Upsets are part of sports

Upsets.

They occur in every sport, and happen virtually every day.

Of all the sports we follow, none lends itself more to upsets than basketball.

Take last Saturday night, for example.

There were two scores that came across the sports desk that were downright stunning.

Parkersburg High’s boys team had traveled to St. Albans on Friday night and lost to the Red Dragons, 55-53, to fall to 1-6.

On Saturday, PHS not only had to make yet another road trip, but laying in waiting was a 4-1 Woodrow Wilson team that many believe is a state title contender.

What happened? PHS not only won, but did so 65-57, behind a 28-point performance by Trevor Britton.

Actually, Parkersburg swept a doubleheader that night as the junior varsity team rallied from a huge deficit to win by one point.

While the Big Reds and Little Reds came out on the good end of rather improbable results, Magnolia’s boys basketball team experienced what it is like to be on the wrong end of one those stunning upsets.

The 6-0 Blue Eagles were scheduled to play River in a home game at New Martinsville. River came to town with a credible 4-3 mark but also as a decided underdog to a Magnolia team many were saying would be No. 1 in the state’s first Class A poll.

After three quarters, the underdog still was hanging around as Magnolia led just 54-51. The fourth quarter would be decisive. That’s when River got hot. It not only won, it won, 79-68, behind a 40-point performance from Brett Price. Even though Magnolia’s Mark Winters had accounted for 24 points and teammate Zach Willhoite had 23, it wasn’t enough.

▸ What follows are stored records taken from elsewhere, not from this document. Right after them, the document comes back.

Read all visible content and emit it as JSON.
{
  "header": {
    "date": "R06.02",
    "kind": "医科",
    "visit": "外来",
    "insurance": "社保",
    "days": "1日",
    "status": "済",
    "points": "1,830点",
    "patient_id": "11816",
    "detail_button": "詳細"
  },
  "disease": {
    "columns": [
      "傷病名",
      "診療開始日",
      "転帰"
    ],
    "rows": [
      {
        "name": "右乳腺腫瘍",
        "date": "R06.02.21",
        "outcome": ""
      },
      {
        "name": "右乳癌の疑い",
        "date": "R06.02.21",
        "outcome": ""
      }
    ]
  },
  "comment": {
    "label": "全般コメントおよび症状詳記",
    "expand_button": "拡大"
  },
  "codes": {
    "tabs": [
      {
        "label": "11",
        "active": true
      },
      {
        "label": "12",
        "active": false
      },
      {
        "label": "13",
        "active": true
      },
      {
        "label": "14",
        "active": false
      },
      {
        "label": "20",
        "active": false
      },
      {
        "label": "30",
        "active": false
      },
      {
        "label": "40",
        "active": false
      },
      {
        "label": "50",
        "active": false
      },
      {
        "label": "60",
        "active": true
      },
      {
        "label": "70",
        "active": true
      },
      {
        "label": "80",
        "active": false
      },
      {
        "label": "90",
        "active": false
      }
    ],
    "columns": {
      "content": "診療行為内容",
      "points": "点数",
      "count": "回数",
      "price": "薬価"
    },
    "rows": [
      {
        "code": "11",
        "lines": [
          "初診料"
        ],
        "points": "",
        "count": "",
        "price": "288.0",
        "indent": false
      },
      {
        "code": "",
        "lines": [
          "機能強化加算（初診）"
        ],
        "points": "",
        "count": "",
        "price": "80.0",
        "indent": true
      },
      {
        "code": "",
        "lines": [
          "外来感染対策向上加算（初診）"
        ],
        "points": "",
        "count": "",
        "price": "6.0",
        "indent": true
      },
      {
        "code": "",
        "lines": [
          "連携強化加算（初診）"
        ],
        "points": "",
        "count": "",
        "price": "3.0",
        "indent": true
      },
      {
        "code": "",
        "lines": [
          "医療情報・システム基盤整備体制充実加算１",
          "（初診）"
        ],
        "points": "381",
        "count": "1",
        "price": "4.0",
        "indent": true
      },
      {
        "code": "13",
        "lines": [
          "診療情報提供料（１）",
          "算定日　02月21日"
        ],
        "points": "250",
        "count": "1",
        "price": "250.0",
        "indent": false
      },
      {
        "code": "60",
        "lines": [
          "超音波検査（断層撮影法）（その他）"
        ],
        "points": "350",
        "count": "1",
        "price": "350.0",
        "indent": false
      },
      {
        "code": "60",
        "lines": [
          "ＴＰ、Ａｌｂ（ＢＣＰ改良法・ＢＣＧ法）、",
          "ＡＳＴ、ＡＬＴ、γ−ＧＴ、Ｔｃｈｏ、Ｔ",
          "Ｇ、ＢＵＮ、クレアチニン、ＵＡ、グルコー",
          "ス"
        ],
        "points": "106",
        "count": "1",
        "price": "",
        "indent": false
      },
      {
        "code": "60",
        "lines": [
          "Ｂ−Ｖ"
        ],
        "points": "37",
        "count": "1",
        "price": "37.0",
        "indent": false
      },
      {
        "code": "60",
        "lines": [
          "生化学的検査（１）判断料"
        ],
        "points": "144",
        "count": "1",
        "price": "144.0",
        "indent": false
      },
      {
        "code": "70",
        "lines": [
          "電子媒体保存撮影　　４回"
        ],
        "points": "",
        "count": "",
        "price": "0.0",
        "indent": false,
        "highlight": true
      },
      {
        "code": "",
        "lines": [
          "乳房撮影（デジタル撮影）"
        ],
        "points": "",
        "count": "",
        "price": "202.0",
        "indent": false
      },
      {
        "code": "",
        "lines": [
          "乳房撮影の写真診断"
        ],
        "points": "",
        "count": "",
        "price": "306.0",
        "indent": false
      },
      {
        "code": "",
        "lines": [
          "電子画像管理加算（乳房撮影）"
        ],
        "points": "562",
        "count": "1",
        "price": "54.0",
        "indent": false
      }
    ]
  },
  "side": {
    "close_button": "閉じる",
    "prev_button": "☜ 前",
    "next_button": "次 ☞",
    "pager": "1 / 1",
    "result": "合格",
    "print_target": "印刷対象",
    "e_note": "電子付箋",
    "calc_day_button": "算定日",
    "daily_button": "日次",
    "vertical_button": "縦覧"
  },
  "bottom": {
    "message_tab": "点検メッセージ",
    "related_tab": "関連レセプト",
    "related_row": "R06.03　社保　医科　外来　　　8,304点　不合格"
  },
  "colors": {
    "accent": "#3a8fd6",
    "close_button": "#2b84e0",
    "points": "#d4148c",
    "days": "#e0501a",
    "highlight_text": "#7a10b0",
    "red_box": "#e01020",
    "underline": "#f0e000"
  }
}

Working at the sports desk every night, we have come to expect the unexpected. Hardly a night goes by when you don’t get at least one score that you feel like asking whether the caller had it backwards.

But that’s what makes sports so interesting. You can’t take any opponent or result for granted.

  • Protecting your assets: Our mission is to emphasize local teams and athletes, so I seldom get involved in professional sports.

But I can’t let go what I saw on Sunday without commenting.

Rookie sensation Robert Griffith III looked brilliant in leading the Washington Redskins to a 14-0 lead over the visiting Seattle Seahawks. Then, he got hurt. Obviously, he was in no shape to play, but play he did, even though he was totally ineffective.

The result was Washington never scored again and lost, 24-14.

I can’t understand what the Redskins were thinking. RG3 is their franchise player, their future. Why risk it all for the sake of one game? They should have followed the example of the Washington Nationals, who gave up their first chance to win a World Series by shutting down ace pitcher Stephen Strasburg’s young arm in September so as to protect his future.